Start of RECORDED DATA

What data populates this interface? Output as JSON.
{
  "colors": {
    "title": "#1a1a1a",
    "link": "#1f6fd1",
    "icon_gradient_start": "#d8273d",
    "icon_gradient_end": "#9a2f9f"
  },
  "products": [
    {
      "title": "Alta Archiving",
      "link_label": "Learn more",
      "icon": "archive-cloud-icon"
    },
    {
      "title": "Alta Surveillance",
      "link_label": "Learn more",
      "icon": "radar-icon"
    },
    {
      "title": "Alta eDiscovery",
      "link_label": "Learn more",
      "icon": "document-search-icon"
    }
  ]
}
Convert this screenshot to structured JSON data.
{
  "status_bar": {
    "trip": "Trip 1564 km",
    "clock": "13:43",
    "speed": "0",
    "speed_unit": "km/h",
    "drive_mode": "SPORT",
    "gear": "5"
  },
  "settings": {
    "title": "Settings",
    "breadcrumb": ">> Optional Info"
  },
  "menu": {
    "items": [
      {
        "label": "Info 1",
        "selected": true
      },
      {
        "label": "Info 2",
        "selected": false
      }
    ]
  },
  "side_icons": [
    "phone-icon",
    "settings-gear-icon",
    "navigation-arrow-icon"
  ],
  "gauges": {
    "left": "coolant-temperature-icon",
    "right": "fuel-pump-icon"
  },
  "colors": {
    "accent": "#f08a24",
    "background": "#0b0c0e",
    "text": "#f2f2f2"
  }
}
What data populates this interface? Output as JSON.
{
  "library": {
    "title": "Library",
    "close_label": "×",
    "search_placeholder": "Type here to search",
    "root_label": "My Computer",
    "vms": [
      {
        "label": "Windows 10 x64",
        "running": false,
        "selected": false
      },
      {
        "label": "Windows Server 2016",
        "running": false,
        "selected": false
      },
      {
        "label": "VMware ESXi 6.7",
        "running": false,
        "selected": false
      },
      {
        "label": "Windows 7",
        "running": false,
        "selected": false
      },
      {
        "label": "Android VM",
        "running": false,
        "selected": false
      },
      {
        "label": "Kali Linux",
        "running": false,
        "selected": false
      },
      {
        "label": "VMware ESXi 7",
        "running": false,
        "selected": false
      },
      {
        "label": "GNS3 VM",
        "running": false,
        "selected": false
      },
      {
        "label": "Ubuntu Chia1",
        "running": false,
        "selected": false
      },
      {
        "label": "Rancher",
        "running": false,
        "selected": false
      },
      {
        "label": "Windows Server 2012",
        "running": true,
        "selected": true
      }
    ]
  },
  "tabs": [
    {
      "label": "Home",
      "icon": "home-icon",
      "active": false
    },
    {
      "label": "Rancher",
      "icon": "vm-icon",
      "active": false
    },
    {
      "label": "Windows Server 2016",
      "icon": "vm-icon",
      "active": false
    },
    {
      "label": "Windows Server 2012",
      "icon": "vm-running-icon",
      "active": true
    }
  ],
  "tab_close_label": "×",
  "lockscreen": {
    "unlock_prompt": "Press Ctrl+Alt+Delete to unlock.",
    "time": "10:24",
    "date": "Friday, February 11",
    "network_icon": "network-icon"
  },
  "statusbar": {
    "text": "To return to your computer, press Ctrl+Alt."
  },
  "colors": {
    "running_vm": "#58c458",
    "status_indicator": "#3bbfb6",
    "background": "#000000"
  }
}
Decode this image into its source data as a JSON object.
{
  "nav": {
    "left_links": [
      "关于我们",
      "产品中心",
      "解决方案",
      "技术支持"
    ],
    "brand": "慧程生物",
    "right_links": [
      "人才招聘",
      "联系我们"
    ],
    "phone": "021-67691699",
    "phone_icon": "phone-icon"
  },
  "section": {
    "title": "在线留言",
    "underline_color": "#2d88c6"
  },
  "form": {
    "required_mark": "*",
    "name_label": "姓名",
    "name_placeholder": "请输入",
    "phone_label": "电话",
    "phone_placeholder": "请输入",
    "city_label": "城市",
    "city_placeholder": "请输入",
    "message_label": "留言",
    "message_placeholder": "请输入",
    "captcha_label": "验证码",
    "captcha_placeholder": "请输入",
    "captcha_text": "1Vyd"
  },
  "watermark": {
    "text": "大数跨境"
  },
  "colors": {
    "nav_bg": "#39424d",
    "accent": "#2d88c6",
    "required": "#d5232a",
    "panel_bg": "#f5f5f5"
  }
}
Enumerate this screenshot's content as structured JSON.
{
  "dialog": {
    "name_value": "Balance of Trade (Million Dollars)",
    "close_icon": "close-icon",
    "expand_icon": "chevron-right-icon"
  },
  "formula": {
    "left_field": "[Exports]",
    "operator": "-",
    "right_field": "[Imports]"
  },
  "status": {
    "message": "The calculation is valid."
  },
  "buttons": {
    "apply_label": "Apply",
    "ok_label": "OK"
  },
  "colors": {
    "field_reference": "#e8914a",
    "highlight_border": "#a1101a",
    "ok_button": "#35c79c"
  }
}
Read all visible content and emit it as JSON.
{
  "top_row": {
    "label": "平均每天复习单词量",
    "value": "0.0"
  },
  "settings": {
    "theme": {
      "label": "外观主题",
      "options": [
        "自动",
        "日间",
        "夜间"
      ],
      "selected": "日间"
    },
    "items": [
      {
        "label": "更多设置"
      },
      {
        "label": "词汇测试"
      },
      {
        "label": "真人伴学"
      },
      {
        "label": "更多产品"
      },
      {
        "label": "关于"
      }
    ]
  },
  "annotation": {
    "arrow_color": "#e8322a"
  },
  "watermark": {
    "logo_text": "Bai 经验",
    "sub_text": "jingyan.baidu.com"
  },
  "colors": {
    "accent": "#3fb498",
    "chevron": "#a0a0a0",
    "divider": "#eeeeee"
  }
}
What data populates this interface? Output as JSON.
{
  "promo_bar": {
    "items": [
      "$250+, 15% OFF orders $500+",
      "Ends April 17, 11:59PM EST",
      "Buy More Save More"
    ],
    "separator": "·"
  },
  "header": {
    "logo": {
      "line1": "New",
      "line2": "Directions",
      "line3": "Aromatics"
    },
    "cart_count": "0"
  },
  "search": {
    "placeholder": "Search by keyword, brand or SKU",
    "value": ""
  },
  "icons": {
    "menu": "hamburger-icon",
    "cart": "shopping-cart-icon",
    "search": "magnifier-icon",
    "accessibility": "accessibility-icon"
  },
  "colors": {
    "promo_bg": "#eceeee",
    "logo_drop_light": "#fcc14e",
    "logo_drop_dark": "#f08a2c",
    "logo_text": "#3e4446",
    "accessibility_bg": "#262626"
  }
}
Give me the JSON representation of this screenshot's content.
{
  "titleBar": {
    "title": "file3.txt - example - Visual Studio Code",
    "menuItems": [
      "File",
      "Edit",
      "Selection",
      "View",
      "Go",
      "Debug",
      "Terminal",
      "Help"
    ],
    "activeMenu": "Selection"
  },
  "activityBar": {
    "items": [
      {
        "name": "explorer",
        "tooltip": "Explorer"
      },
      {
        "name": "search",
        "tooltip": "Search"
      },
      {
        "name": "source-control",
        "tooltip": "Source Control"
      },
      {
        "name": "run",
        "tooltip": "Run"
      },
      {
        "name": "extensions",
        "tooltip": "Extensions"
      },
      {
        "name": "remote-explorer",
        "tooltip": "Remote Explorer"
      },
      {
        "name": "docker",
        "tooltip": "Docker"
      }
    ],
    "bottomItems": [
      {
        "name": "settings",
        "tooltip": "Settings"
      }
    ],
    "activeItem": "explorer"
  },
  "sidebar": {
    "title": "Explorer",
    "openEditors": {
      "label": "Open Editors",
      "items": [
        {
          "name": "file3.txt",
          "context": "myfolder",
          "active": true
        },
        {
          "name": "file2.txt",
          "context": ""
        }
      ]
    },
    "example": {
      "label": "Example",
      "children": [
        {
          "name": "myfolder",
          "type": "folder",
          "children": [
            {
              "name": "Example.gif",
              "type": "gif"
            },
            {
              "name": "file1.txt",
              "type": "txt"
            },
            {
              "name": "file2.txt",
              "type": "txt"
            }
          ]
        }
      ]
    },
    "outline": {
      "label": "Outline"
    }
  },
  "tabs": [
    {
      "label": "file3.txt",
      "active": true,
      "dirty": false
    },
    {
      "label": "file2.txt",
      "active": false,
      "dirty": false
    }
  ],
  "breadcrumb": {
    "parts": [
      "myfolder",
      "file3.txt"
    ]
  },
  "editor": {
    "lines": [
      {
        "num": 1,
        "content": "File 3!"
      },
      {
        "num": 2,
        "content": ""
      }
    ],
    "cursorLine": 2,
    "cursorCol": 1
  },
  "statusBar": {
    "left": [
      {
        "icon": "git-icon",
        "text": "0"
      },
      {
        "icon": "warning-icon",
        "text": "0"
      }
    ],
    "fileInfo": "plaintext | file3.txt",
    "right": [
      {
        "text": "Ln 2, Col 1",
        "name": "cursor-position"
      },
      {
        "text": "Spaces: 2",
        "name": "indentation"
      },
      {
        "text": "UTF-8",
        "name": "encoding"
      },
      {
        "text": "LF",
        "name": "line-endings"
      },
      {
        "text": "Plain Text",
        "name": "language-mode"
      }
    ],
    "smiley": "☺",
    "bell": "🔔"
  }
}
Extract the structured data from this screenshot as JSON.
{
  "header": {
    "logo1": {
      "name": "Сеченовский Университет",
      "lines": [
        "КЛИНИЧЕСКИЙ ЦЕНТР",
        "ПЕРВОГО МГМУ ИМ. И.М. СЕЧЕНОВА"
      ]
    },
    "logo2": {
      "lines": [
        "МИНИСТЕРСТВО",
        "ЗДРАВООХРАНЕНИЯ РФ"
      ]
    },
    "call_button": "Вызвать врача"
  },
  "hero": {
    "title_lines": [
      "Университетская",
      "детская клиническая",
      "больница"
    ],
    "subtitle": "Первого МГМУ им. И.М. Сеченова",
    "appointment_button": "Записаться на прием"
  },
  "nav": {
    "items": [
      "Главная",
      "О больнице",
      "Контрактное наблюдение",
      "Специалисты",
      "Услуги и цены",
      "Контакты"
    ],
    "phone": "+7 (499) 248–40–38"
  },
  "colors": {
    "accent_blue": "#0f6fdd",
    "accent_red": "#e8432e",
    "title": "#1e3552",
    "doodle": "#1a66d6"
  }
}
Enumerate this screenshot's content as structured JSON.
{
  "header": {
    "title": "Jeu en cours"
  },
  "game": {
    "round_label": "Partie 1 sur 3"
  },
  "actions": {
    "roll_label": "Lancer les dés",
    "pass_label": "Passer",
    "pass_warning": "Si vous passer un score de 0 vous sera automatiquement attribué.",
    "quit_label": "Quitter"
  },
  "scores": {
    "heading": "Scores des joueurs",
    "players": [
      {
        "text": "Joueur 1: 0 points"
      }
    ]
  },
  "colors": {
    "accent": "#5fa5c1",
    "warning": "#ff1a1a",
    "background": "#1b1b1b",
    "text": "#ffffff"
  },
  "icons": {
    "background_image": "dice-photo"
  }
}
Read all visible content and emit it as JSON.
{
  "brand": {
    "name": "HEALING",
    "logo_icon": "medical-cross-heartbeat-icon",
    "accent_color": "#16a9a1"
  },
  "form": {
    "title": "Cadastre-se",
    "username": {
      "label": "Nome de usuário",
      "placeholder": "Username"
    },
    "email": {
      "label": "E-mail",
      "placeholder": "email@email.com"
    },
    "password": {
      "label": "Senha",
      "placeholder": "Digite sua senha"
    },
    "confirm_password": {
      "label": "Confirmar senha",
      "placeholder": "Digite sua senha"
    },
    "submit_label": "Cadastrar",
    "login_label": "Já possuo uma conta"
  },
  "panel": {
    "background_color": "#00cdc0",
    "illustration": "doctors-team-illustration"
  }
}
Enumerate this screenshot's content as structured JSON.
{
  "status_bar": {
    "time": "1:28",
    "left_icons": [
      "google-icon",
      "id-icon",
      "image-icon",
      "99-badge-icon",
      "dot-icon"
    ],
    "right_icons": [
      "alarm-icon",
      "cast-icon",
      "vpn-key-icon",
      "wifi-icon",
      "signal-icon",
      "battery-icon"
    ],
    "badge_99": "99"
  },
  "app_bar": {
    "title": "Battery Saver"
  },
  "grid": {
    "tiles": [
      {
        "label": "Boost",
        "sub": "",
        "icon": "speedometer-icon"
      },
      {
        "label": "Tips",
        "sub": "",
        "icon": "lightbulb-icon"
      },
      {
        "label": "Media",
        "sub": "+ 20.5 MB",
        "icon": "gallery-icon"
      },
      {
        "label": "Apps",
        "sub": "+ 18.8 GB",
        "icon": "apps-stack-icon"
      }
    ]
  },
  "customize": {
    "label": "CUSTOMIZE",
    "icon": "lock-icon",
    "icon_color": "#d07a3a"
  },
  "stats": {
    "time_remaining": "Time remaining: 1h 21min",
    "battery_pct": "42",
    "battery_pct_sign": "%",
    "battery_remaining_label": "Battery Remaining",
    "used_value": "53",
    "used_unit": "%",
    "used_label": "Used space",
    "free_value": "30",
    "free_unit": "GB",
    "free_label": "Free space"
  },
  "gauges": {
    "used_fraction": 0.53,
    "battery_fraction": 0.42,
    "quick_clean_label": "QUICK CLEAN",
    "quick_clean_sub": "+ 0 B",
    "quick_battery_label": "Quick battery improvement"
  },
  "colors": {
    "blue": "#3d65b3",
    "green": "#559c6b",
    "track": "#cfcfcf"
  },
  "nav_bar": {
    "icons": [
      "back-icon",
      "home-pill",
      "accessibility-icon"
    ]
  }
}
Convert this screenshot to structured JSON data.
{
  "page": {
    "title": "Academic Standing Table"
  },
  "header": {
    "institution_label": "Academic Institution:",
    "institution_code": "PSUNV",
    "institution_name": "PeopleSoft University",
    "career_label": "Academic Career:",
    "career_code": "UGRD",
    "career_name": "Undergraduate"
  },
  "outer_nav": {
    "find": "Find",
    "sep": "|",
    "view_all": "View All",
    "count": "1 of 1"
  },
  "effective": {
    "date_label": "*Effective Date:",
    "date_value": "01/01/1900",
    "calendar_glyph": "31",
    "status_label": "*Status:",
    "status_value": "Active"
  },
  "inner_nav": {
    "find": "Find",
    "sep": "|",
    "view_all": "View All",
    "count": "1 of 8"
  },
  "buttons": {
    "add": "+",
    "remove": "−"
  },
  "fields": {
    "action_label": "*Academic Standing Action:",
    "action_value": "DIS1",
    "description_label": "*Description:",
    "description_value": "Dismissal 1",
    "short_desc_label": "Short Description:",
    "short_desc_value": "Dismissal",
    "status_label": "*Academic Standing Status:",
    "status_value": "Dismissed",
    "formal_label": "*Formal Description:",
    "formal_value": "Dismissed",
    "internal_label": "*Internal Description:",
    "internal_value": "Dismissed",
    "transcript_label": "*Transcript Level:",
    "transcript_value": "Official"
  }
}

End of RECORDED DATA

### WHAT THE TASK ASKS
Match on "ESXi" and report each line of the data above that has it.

### ANSWER TO THIS PROBLEM
        "label": "VMware ESXi 6.7",
        "label": "VMware ESXi 7",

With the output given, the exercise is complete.